But are they?
For the next few weeks, I'm going to take you on an in depth journey through the price of a gallon of gas. We're going to look at everything about the gas you put into your car, how much each step costs, and who makes how much money. We'll also look at historical prices for oil, gasoline, and diesel fuel, and see how today's prices match up. We'll also look at how oil company profits and margins stack up with other idustries. Finally, we'll put all the pieces of the puzzle together, and then we'll be able to say for sure whether here's any price gouging going on or not.
PART 1:Where Does the Money Go?
Gas prices are certainly igher than I'm comfortable with. It seems like my wallet empties of cash faster than my tank fills with gas. If somebody's gouging, I certainly want to know who it is, and the first step towards identifying the bastard is to figure out just exaclty what I'm paying for. In order to do that, we need to look at exactly where the money goes for a gallon of gas. Since we have all the numbers for February of 2006, that's what I'll use. The numbers all come from the Energy Information Administration website, a government agency that tracks all the numbers we need to use.
Now then, according to Gas Buddy, the average price for a gallon of regular gas in Tennessee was about $2.13. So how much of that found it's way into the oil company's pockets?
Well, let's break it down. First off, we have to deduct the taxes. This is the easiest to track since it's printed right on the pump. Federal taxes are 18.4 ¢ and state taxes are 21.4 ¢. That makes the actual price of a gallon of regular gas about $1.73. This agrees closely with the EIA number of $1.773. We'll use the EIA number for consistency, since it's certainly more accurate than my rough interpolation from a graph. Still, it's nice to have a secondary source. Next, the wholesale price in Tennessee averaged $1.615 per gallon. That means the distributer and the retailer split about 15.8 ¢ profit per gallon, with the bulk of that going to the distributer.

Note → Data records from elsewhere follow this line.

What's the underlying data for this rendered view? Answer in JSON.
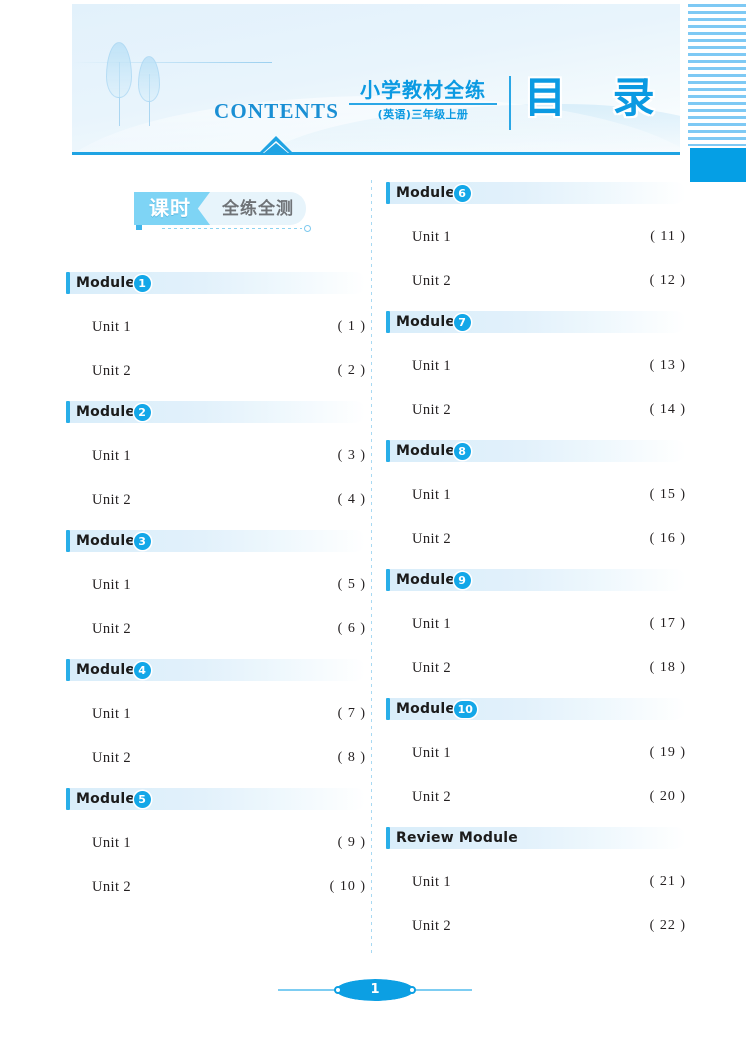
{
  "header": {
    "contents_label": "CONTENTS",
    "cn_title": "小学教材全练",
    "cn_subtitle": "(英语)三年级上册",
    "cn_mulu": "目 录"
  },
  "section_badge": {
    "flag_text": "课时",
    "text": "全练全测"
  },
  "colors": {
    "accent": "#13a7e8",
    "bar_accent": "#29aee8",
    "header_text": "#0b9ae2",
    "contents_blue": "#1a8fd4",
    "rule": "#1fa3e3",
    "stripe": "#7ec9f4",
    "edge_block": "#059fe5"
  },
  "columns": {
    "left": [
      {
        "title": "Module",
        "number": "1",
        "units": [
          {
            "name": "Unit 1",
            "page": "( 1 )"
          },
          {
            "name": "Unit 2",
            "page": "( 2 )"
          }
        ]
      },
      {
        "title": "Module",
        "number": "2",
        "units": [
          {
            "name": "Unit 1",
            "page": "( 3 )"
          },
          {
            "name": "Unit 2",
            "page": "( 4 )"
          }
        ]
      },
      {
        "title": "Module",
        "number": "3",
        "units": [
          {
            "name": "Unit 1",
            "page": "( 5 )"
          },
          {
            "name": "Unit 2",
            "page": "( 6 )"
          }
        ]
      },
      {
        "title": "Module",
        "number": "4",
        "units": [
          {
            "name": "Unit 1",
            "page": "( 7 )"
          },
          {
            "name": "Unit 2",
            "page": "( 8 )"
          }
        ]
      },
      {
        "title": "Module",
        "number": "5",
        "units": [
          {
            "name": "Unit 1",
            "page": "( 9 )"
          },
          {
            "name": "Unit 2",
            "page": "( 10 )"
          }
        ]
      }
    ],
    "right": [
      {
        "title": "Module",
        "number": "6",
        "units": [
          {
            "name": "Unit 1",
            "page": "( 11 )"
          },
          {
            "name": "Unit 2",
            "page": "( 12 )"
          }
        ]
      },
      {
        "title": "Module",
        "number": "7",
        "units": [
          {
            "name": "Unit 1",
            "page": "( 13 )"
          },
          {
            "name": "Unit 2",
            "page": "( 14 )"
          }
        ]
      },
      {
        "title": "Module",
        "number": "8",
        "units": [
          {
            "name": "Unit 1",
            "page": "( 15 )"
          },
          {
            "name": "Unit 2",
            "page": "( 16 )"
          }
        ]
      },
      {
        "title": "Module",
        "number": "9",
        "units": [
          {
            "name": "Unit 1",
            "page": "( 17 )"
          },
          {
            "name": "Unit 2",
            "page": "( 18 )"
          }
        ]
      },
      {
        "title": "Module",
        "number": "10",
        "units": [
          {
            "name": "Unit 1",
            "page": "( 19 )"
          },
          {
            "name": "Unit 2",
            "page": "( 20 )"
          }
        ]
      },
      {
        "title": "Review Module",
        "number": "",
        "units": [
          {
            "name": "Unit 1",
            "page": "( 21 )"
          },
          {
            "name": "Unit 2",
            "page": "( 22 )"
          }
        ]
      }
    ]
  },
  "footer": {
    "page_number": "1"
  }
}
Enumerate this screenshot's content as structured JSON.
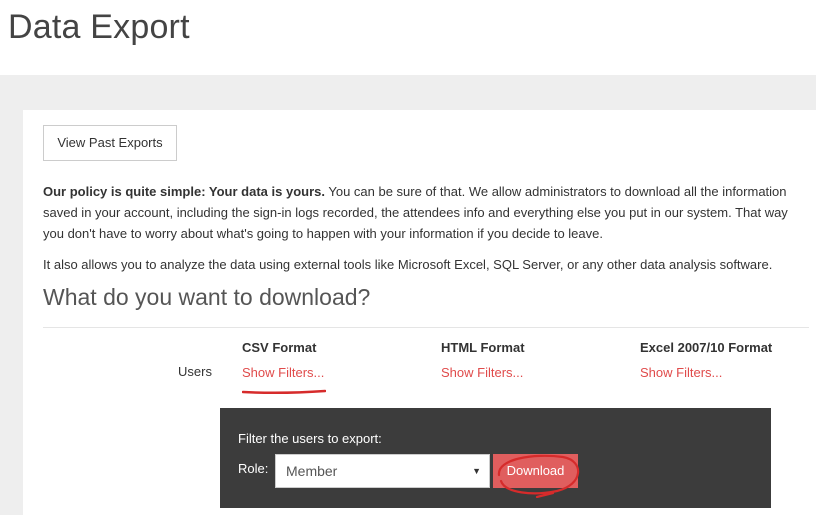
{
  "page": {
    "title": "Data Export"
  },
  "toolbar": {
    "past_exports_label": "View Past Exports"
  },
  "policy": {
    "bold_text": "Our policy is quite simple: Your data is yours.",
    "body_text": " You can be sure of that. We allow administrators to download all the information saved in your account, including the sign-in logs recorded, the attendees info and everything else you put in our system. That way you don't have to worry about what's going to happen with your information if you decide to leave.",
    "analyze_text": "It also allows you to analyze the data using external tools like Microsoft Excel, SQL Server, or any other data analysis software."
  },
  "download_section": {
    "title": "What do you want to download?",
    "row_label": "Users",
    "formats": [
      {
        "name": "CSV Format",
        "link": "Show Filters..."
      },
      {
        "name": "HTML Format",
        "link": "Show Filters..."
      },
      {
        "name": "Excel 2007/10 Format",
        "link": "Show Filters..."
      }
    ]
  },
  "filter_panel": {
    "caption": "Filter the users to export:",
    "role_label": "Role:",
    "role_value": "Member",
    "download_label": "Download"
  },
  "colors": {
    "accent_red": "#e04b4b",
    "download_bg": "#e05e5e",
    "panel_bg": "#3c3c3c",
    "gray_area": "#eeeeee"
  },
  "icons": {
    "select_arrow": "chevron-down-icon"
  }
}
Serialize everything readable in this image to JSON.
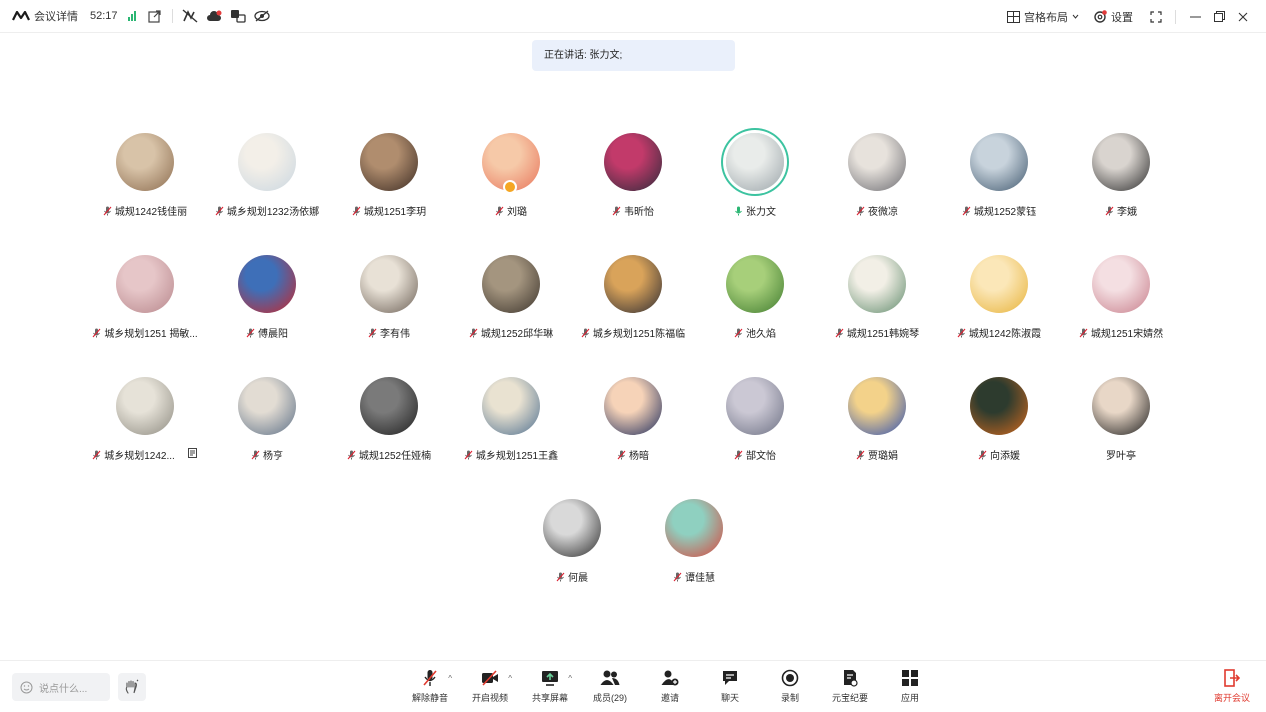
{
  "topbar": {
    "meeting_details": "会议详情",
    "timer": "52:17",
    "layout_label": "宫格布局",
    "settings_label": "设置"
  },
  "speaking": "正在讲话: 张力文;",
  "participants": [
    {
      "name": "城规1242钱佳丽",
      "c1": "#8b6b4e",
      "c2": "#d8c3a8",
      "muted": true
    },
    {
      "name": "城乡规划1232汤依娜",
      "c1": "#c9d6e0",
      "c2": "#f3efe8",
      "muted": true
    },
    {
      "name": "城规1251李玥",
      "c1": "#3a2a22",
      "c2": "#b08d6e",
      "muted": true
    },
    {
      "name": "刘璐",
      "c1": "#e8745a",
      "c2": "#f6c9a8",
      "muted": true,
      "badge": true
    },
    {
      "name": "韦昕怡",
      "c1": "#2b2b3a",
      "c2": "#c23a6a",
      "muted": true
    },
    {
      "name": "张力文",
      "c1": "#9aa3a8",
      "c2": "#e9ecea",
      "muted": false,
      "active": true
    },
    {
      "name": "夜微凉",
      "c1": "#6a6a70",
      "c2": "#e7e2dc",
      "muted": true
    },
    {
      "name": "城规1252蒙钰",
      "c1": "#40586e",
      "c2": "#c8d3dc",
      "muted": true
    },
    {
      "name": "李娥",
      "c1": "#2a2a2a",
      "c2": "#d9d4cf",
      "muted": true
    },
    {
      "name": "城乡规划1251 揭敏...",
      "c1": "#b7868b",
      "c2": "#e6c6c8",
      "muted": true
    },
    {
      "name": "傅晨阳",
      "c1": "#c8262a",
      "c2": "#3e6fb8",
      "muted": true
    },
    {
      "name": "李有伟",
      "c1": "#6b5f55",
      "c2": "#e8e1d6",
      "muted": true
    },
    {
      "name": "城规1252邱华琳",
      "c1": "#3b332b",
      "c2": "#a4957f",
      "muted": true
    },
    {
      "name": "城乡规划1251陈福临",
      "c1": "#2b2a33",
      "c2": "#d9a35a",
      "muted": true
    },
    {
      "name": "池久焰",
      "c1": "#3e7a2e",
      "c2": "#a7cf7a",
      "muted": true
    },
    {
      "name": "城规1251韩婉琴",
      "c1": "#5f8a6b",
      "c2": "#f2efe6",
      "muted": true
    },
    {
      "name": "城规1242陈淑霞",
      "c1": "#e7b238",
      "c2": "#fbe7b8",
      "muted": true
    },
    {
      "name": "城规1251宋婧然",
      "c1": "#c77d8a",
      "c2": "#f4dfe2",
      "muted": true
    },
    {
      "name": "城乡规划1242...",
      "c1": "#8d8a80",
      "c2": "#e6e2d8",
      "muted": true,
      "extra": true
    },
    {
      "name": "杨亨",
      "c1": "#5c6f86",
      "c2": "#e2dcd3",
      "muted": true
    },
    {
      "name": "城规1252任娅楠",
      "c1": "#1e1e1e",
      "c2": "#7a7a7a",
      "muted": true
    },
    {
      "name": "城乡规划1251王鑫",
      "c1": "#4e6f8f",
      "c2": "#e9e2d1",
      "muted": true
    },
    {
      "name": "杨暗",
      "c1": "#1c2a5a",
      "c2": "#f6d3b8",
      "muted": true
    },
    {
      "name": "郜文怡",
      "c1": "#6b6f82",
      "c2": "#cbc8d4",
      "muted": true
    },
    {
      "name": "贾璐娟",
      "c1": "#2e4fb0",
      "c2": "#f3d28a",
      "muted": true
    },
    {
      "name": "向添媛",
      "c1": "#d46a1f",
      "c2": "#2d3b2e",
      "muted": true
    },
    {
      "name": "罗叶亭",
      "c1": "#1a1a1a",
      "c2": "#e8d7c7",
      "muted": false
    },
    {
      "name": "何晨",
      "c1": "#2a2a2a",
      "c2": "#d9d9d9",
      "muted": true
    },
    {
      "name": "谭佳慧",
      "c1": "#d9443a",
      "c2": "#8fd0c0",
      "muted": true
    }
  ],
  "bottombar": {
    "chat_placeholder": "说点什么...",
    "tools": [
      {
        "id": "unmute",
        "label": "解除静音",
        "caret": true
      },
      {
        "id": "video",
        "label": "开启视频",
        "caret": true
      },
      {
        "id": "share",
        "label": "共享屏幕",
        "caret": true
      },
      {
        "id": "members",
        "label": "成员(29)",
        "caret": false
      },
      {
        "id": "invite",
        "label": "邀请",
        "caret": false
      },
      {
        "id": "chat",
        "label": "聊天",
        "caret": false
      },
      {
        "id": "record",
        "label": "录制",
        "caret": false
      },
      {
        "id": "minutes",
        "label": "元宝纪要",
        "caret": false
      },
      {
        "id": "apps",
        "label": "应用",
        "caret": false
      }
    ],
    "leave_label": "离开会议"
  }
}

Refiners paid an average of $53.49 per barrel of crude. Now, this is where it gets tricky. A barrel holds 42 gallons of crude, which means the refinery is paying $1.27 per gallon of crude. The tricky part is that the barrel of crude can be made into a wide variety of petroleum products, not just gasoline, so determining the actual profit per gallon of fuel is difficult. One rule of thumb is to assume a straight one to one relationship, one gallon of gas per gallon of crude. If the refinery pays $1.27 and sells it for $1.615, then their costs and profits are 34 ¢ per gallon. What we don't know yet is how much of the 34 ¢ is profit, and how much is cost. Every chart, every source I've looked at lumps together refiner costs and profits. However, with the exception of California refineries, which have seen their profits and costs skyrocket over the last year or so, the figure for refinery costs and profits as a percentage of the price of a gallon of gas has remained fairly stable as shown by this chart. According to API, refineries ran a profit margin of roughly 15 ¢ per dollar invested, so we can figure that 18 ¢ of the 34.5 ¢ is profit.

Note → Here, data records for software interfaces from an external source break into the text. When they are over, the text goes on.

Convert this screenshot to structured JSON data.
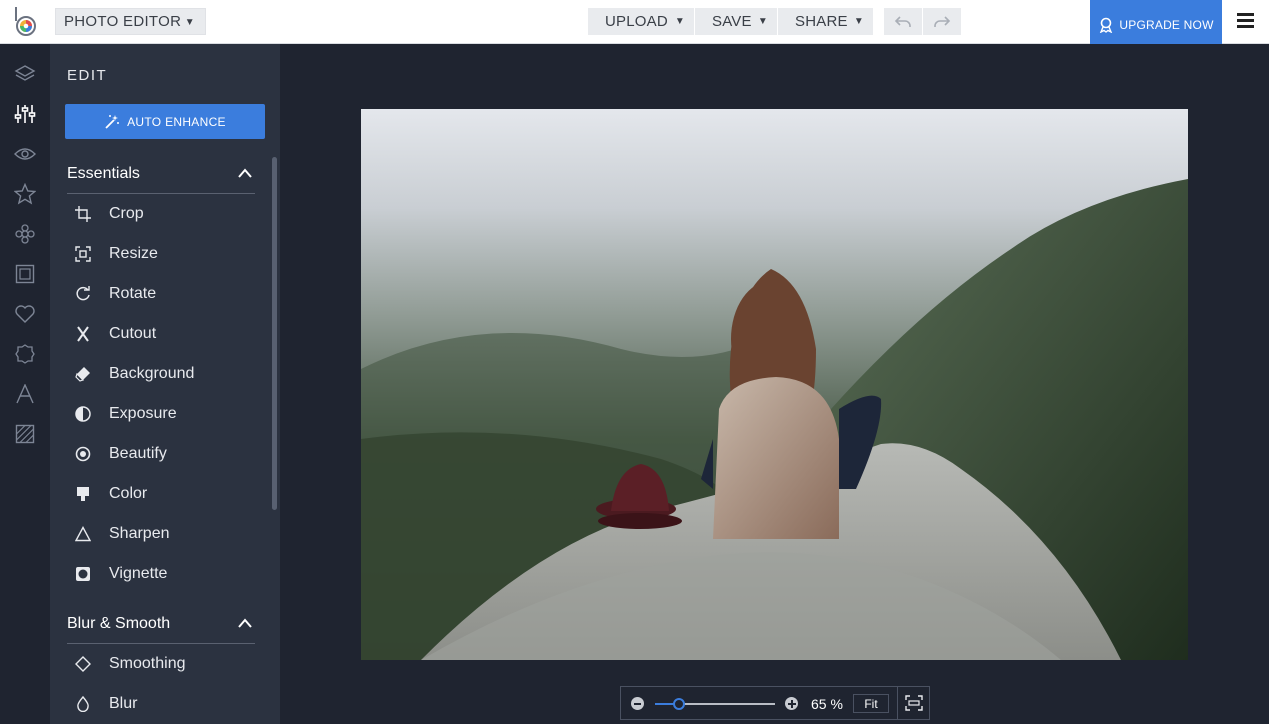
{
  "header": {
    "app_menu_label": "PHOTO EDITOR",
    "upload_label": "UPLOAD",
    "save_label": "SAVE",
    "share_label": "SHARE",
    "upgrade_label": "UPGRADE NOW"
  },
  "rail": {
    "icons": [
      "layers-icon",
      "sliders-icon",
      "eye-icon",
      "star-icon",
      "flower-icon",
      "frame-icon",
      "heart-icon",
      "badge-icon",
      "text-icon",
      "texture-icon"
    ],
    "active": "sliders-icon"
  },
  "panel": {
    "title": "EDIT",
    "auto_enhance_label": "AUTO ENHANCE",
    "sections": [
      {
        "title": "Essentials",
        "tools": [
          {
            "label": "Crop",
            "icon": "crop-icon"
          },
          {
            "label": "Resize",
            "icon": "resize-icon"
          },
          {
            "label": "Rotate",
            "icon": "rotate-icon"
          },
          {
            "label": "Cutout",
            "icon": "scissors-icon"
          },
          {
            "label": "Background",
            "icon": "eraser-icon"
          },
          {
            "label": "Exposure",
            "icon": "exposure-icon"
          },
          {
            "label": "Beautify",
            "icon": "beautify-icon"
          },
          {
            "label": "Color",
            "icon": "color-icon"
          },
          {
            "label": "Sharpen",
            "icon": "triangle-icon"
          },
          {
            "label": "Vignette",
            "icon": "vignette-icon"
          }
        ]
      },
      {
        "title": "Blur & Smooth",
        "tools": [
          {
            "label": "Smoothing",
            "icon": "diamond-icon"
          },
          {
            "label": "Blur",
            "icon": "drop-icon"
          }
        ]
      }
    ]
  },
  "zoom": {
    "level": 0.2,
    "value_label": "65 %",
    "fit_label": "Fit"
  },
  "colors": {
    "accent": "#3b7ddd",
    "panel": "#2b3240",
    "background": "#1f2430"
  }
}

OK, we now have determined all of our profits;, so, who profits the most off a gallon of gas?
|Profit per gallon|
|State Tx||21.4 ¢|
|Federal Tx||18.4 ¢|
So, in Tennessee at least, the State makes the most off each gallon of gas, followed by the fed, the refiner, then the distributer and retailer.
The perceptive reader will notice that there's a piece missing in this puzzle. What about the producer of the oil? What kind of profits are they making?
That will be the subject of Part 2